LISTED ENTRIES:
--
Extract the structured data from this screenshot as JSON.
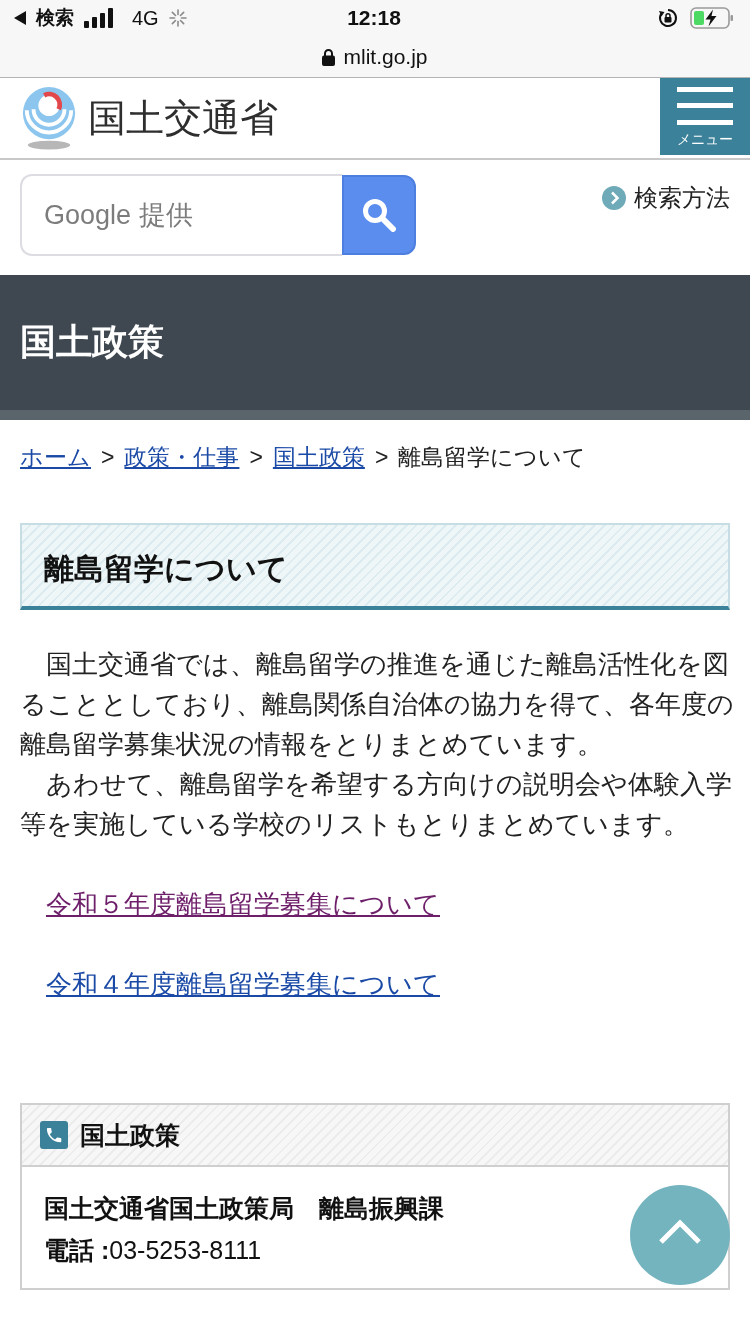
{
  "status_bar": {
    "back_label": "検索",
    "network": "4G",
    "time": "12:18"
  },
  "address_bar": {
    "url": "mlit.go.jp"
  },
  "header": {
    "site_name": "国土交通省",
    "menu_label": "メニュー"
  },
  "search": {
    "placeholder": "Google 提供",
    "help_link": "検索方法"
  },
  "page_title": "国土政策",
  "breadcrumb": [
    {
      "kind": "link",
      "label": "ホーム"
    },
    {
      "kind": "separator",
      "label": ">"
    },
    {
      "kind": "link",
      "label": "政策・仕事"
    },
    {
      "kind": "separator",
      "label": ">"
    },
    {
      "kind": "link",
      "label": "国土政策"
    },
    {
      "kind": "separator",
      "label": ">"
    },
    {
      "kind": "current",
      "label": "離島留学について"
    }
  ],
  "heading": "離島留学について",
  "paragraphs": [
    "国土交通省では、離島留学の推進を通じた離島活性化を図ることとしており、離島関係自治体の協力を得て、各年度の離島留学募集状況の情報をとりまとめています。",
    "あわせて、離島留学を希望する方向けの説明会や体験入学等を実施している学校のリストもとりまとめています。"
  ],
  "links": [
    {
      "label": "令和５年度離島留学募集について",
      "visited": true
    },
    {
      "label": "令和４年度離島留学募集について",
      "visited": false
    }
  ],
  "contact": {
    "title": "国土政策",
    "department": "国土交通省国土政策局　離島振興課",
    "phone": "**電話 :**03-5253-8111"
  }
}
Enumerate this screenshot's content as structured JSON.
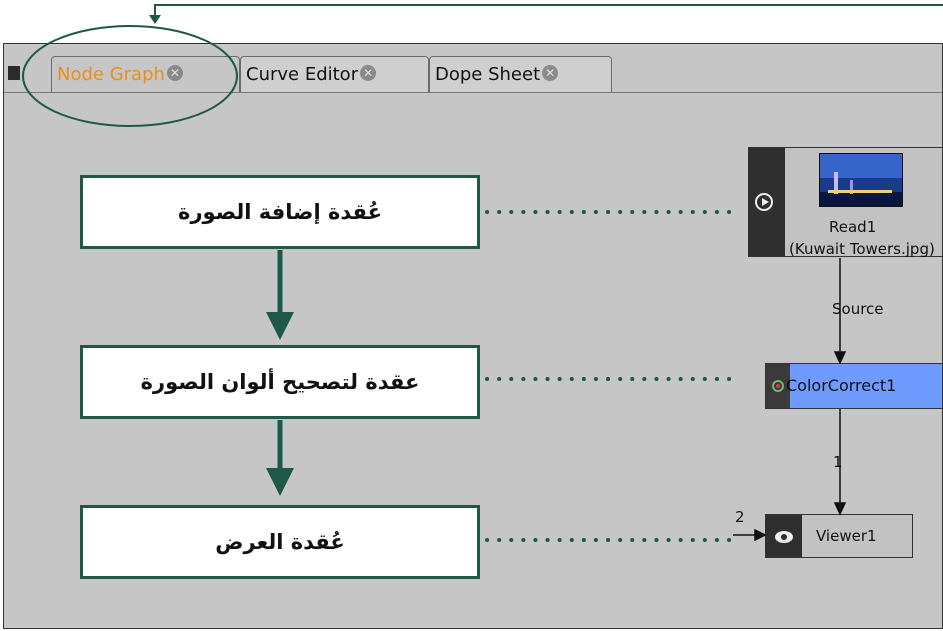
{
  "tabs": [
    {
      "label": "Node Graph",
      "active": true
    },
    {
      "label": "Curve Editor",
      "active": false
    },
    {
      "label": "Dope Sheet",
      "active": false
    }
  ],
  "annotations": {
    "image_node": "عُقدة إضافة الصورة",
    "color_node": "عقدة لتصحيح ألوان الصورة",
    "viewer_node": "عُقدة العرض"
  },
  "nodes": {
    "read": {
      "name": "Read1",
      "file": "(Kuwait Towers.jpg)"
    },
    "color": {
      "name": "ColorCorrect1"
    },
    "viewer": {
      "name": "Viewer1"
    }
  },
  "edges": {
    "read_to_color": "Source",
    "color_to_viewer": "1",
    "viewer_input": "2"
  },
  "colors": {
    "accent_green": "#1e5848",
    "active_tab": "#ef8d1a",
    "node_selected": "#6f9bff"
  }
}
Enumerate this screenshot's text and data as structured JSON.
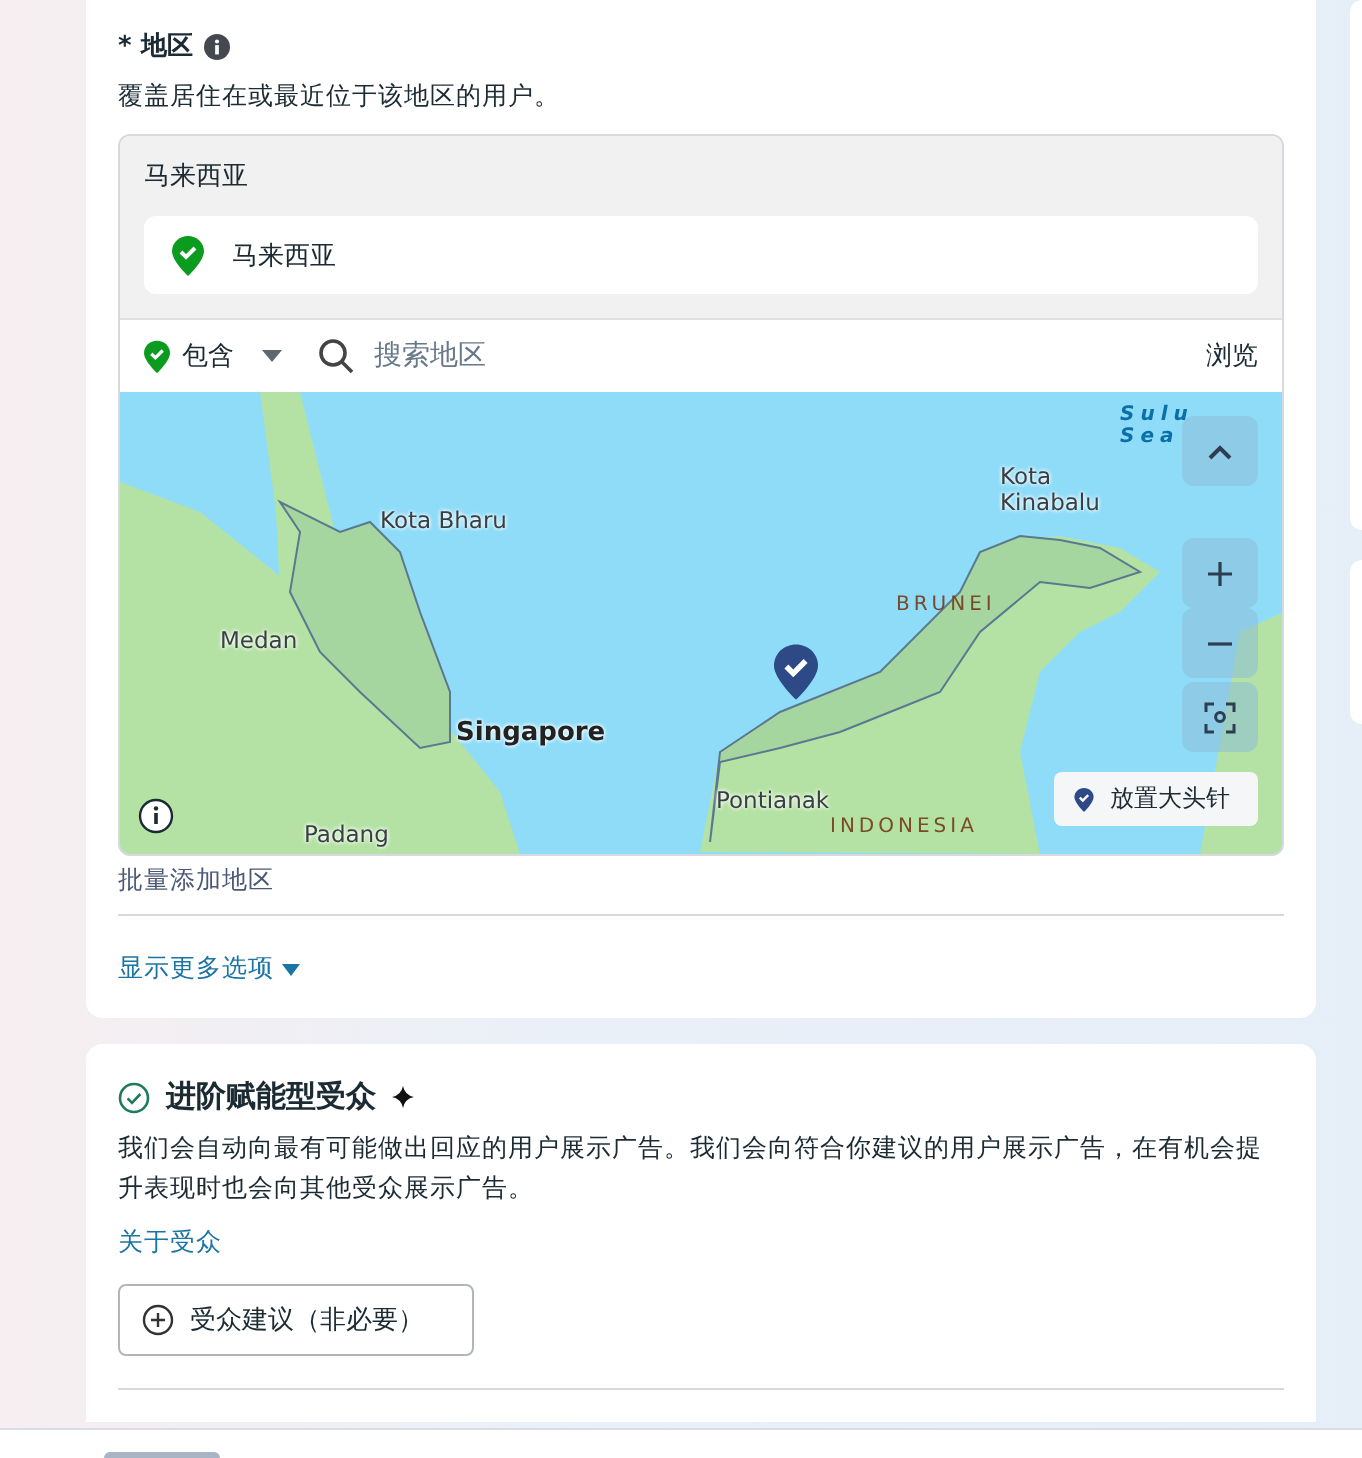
{
  "region": {
    "required_mark": "*",
    "title": "地区",
    "description": "覆盖居住在或最近位于该地区的用户。",
    "group_label": "马来西亚",
    "locations": [
      {
        "name": "马来西亚",
        "kind": "included"
      }
    ],
    "filter": {
      "mode": "包含",
      "search_placeholder": "搜索地区",
      "browse": "浏览"
    },
    "map": {
      "labels": [
        {
          "text": "Kota Bharu",
          "kind": "city"
        },
        {
          "text": "Medan",
          "kind": "city"
        },
        {
          "text": "Singapore",
          "kind": "capital"
        },
        {
          "text": "Padang",
          "kind": "city"
        },
        {
          "text": "Pontianak",
          "kind": "city"
        },
        {
          "text": "Kota Kinabalu",
          "kind": "city"
        },
        {
          "text": "BRUNEI",
          "kind": "country"
        },
        {
          "text": "INDONESIA",
          "kind": "country"
        },
        {
          "text": "Sulu Sea",
          "kind": "sea"
        }
      ],
      "pin_button": "放置大头针"
    },
    "bulk_add": "批量添加地区",
    "more_options": "显示更多选项"
  },
  "audience": {
    "title": "进阶赋能型受众",
    "description": "我们会自动向最有可能做出回应的用户展示广告。我们会向符合你建议的用户展示广告，在有机会提升表现时也会向其他受众展示广告。",
    "link": "关于受众",
    "suggest_button": "受众建议（非必要）"
  }
}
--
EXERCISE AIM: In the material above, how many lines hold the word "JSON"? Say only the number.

WRITTEN ANSWER: 3